TASK DESCRIPTION. Where a line in the records holds "rows", count it once; return only the final number.
[SUPPLIED DATA]
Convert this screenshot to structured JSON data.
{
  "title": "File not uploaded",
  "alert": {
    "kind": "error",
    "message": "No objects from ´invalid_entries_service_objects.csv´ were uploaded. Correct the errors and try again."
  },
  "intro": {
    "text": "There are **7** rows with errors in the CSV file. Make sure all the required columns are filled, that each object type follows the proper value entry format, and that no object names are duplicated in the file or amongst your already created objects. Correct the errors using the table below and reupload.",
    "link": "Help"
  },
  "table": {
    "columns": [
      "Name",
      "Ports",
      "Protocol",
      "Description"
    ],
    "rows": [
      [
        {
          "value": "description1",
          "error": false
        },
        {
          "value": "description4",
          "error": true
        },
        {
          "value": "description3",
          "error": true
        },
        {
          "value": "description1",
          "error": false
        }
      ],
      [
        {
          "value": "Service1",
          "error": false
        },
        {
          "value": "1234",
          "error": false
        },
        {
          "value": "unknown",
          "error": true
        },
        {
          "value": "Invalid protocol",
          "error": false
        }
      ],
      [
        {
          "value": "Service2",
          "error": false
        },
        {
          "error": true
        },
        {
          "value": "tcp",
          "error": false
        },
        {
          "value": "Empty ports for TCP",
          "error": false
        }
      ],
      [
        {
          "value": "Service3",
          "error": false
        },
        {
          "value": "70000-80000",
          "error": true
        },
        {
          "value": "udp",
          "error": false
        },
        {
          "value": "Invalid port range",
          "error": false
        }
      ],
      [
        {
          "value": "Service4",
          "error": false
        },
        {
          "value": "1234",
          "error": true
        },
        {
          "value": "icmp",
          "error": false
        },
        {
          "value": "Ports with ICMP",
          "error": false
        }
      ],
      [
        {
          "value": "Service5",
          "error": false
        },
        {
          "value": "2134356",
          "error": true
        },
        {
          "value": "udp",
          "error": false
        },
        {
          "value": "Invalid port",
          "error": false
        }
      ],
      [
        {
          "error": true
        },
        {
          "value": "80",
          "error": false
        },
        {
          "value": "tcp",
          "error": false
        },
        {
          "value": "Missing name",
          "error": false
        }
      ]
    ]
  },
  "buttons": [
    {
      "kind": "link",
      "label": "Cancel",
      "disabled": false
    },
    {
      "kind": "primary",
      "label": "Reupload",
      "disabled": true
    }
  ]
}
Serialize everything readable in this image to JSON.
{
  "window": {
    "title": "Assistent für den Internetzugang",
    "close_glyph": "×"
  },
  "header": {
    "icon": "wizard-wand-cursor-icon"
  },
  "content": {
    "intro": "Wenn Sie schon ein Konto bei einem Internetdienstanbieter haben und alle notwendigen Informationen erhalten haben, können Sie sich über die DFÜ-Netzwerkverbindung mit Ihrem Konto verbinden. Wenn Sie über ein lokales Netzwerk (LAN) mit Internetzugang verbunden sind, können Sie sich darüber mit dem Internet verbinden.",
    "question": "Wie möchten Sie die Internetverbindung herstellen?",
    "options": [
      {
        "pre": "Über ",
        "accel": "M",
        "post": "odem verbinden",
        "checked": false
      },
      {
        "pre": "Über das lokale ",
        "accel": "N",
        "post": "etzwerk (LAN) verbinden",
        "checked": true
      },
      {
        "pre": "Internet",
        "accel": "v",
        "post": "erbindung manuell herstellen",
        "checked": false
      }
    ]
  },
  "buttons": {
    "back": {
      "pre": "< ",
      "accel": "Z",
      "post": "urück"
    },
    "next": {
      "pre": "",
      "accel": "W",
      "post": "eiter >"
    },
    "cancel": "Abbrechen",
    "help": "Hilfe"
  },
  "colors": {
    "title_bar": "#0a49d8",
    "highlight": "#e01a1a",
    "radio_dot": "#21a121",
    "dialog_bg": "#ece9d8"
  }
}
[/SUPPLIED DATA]
ANSWER TO THIS EXERCISE. 2